◆ **About this task**
Answer with one number only: how many lines in this material contain the word "JSON"?

◆ **Source information**
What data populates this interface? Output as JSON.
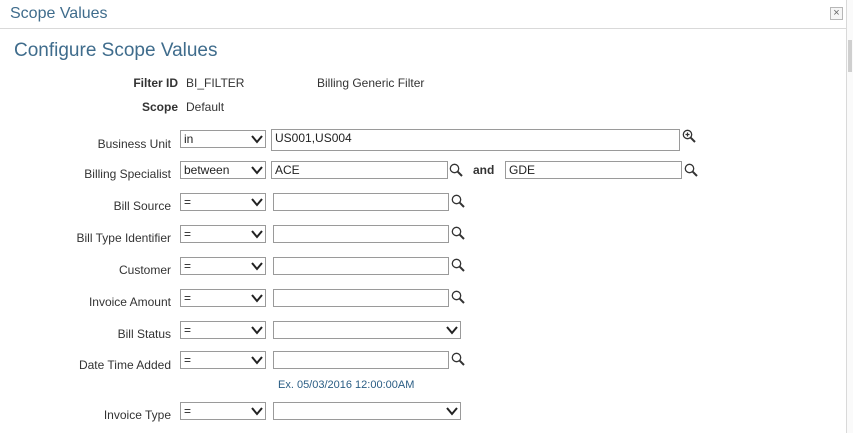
{
  "window": {
    "title": "Scope Values",
    "close_glyph": "×"
  },
  "heading": "Configure Scope Values",
  "filter": {
    "id_label": "Filter ID",
    "id_value": "BI_FILTER",
    "description": "Billing Generic Filter",
    "scope_label": "Scope",
    "scope_value": "Default"
  },
  "fields": {
    "business_unit": {
      "label": "Business Unit",
      "operator": "in",
      "value": "US001,US004"
    },
    "billing_specialist": {
      "label": "Billing Specialist",
      "operator": "between",
      "value_from": "ACE",
      "and_label": "and",
      "value_to": "GDE"
    },
    "bill_source": {
      "label": "Bill Source",
      "operator": "=",
      "value": ""
    },
    "bill_type_identifier": {
      "label": "Bill Type Identifier",
      "operator": "=",
      "value": ""
    },
    "customer": {
      "label": "Customer",
      "operator": "=",
      "value": ""
    },
    "invoice_amount": {
      "label": "Invoice Amount",
      "operator": "=",
      "value": ""
    },
    "bill_status": {
      "label": "Bill Status",
      "operator": "=",
      "value": ""
    },
    "date_time_added": {
      "label": "Date Time Added",
      "operator": "=",
      "value": "",
      "hint": "Ex. 05/03/2016 12:00:00AM"
    },
    "invoice_type": {
      "label": "Invoice Type",
      "operator": "=",
      "value": ""
    }
  },
  "icons": {
    "lookup": "magnifier-icon",
    "multi_lookup": "magnifier-plus-icon",
    "dropdown": "chevron-down-icon",
    "close": "close-icon"
  }
}
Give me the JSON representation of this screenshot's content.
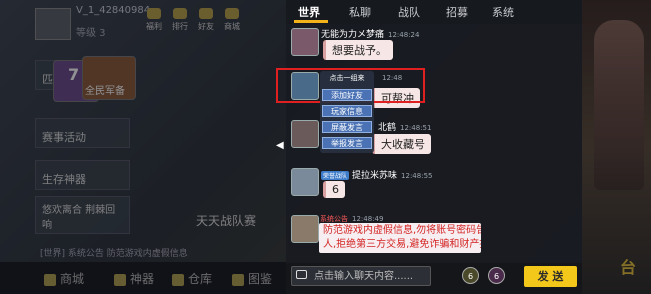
{
  "game": {
    "uid": "V_1_42840984",
    "level": "等级 3",
    "top_icons": [
      "福利",
      "排行",
      "好友",
      "商城"
    ],
    "modes": [
      "匹配",
      "全民军备",
      "赛事活动",
      "生存神器",
      "悠欢离合 荆棘回响"
    ],
    "card_badge": "7",
    "team_title": "天天战队赛",
    "ticker": "[世界] 系统公告 防范游戏内虚假信息",
    "bottom_nav": [
      "商城",
      "神器",
      "仓库",
      "图鉴"
    ],
    "side_word": "台"
  },
  "chat": {
    "tabs": [
      "世界",
      "私聊",
      "战队",
      "招募",
      "系统"
    ],
    "active_tab": "世界",
    "messages": [
      {
        "name": "无能为力メ梦痛",
        "time": "12:48:24",
        "text": "想要战予。"
      },
      {
        "name": "",
        "time": "12:48",
        "text": "可帮冲"
      },
      {
        "name": "北鹤",
        "time": "12:48:51",
        "text": "大收藏号"
      },
      {
        "name": "提拉米苏味",
        "vip": "荣誉战队",
        "time": "12:48:55",
        "text": "6"
      }
    ],
    "popup": {
      "header": "点击一组来",
      "buttons": [
        "添加好友",
        "玩家信息",
        "屏蔽发言",
        "举报发言"
      ]
    },
    "system": {
      "title": "系统公告",
      "time": "12:48:49",
      "line1": "防范游戏内虚假信息,勿将账号密码告知他",
      "line2": "人,拒绝第三方交易,避免诈骗和财产损失"
    },
    "input_placeholder": "点击输入聊天内容......",
    "bag_badges": [
      "6",
      "6"
    ],
    "send_label": "发 送"
  },
  "colors": {
    "accent": "#f4c81a",
    "highlight_box": "#e02020",
    "system_text": "#d42424"
  }
}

◆ **Worked solution**
2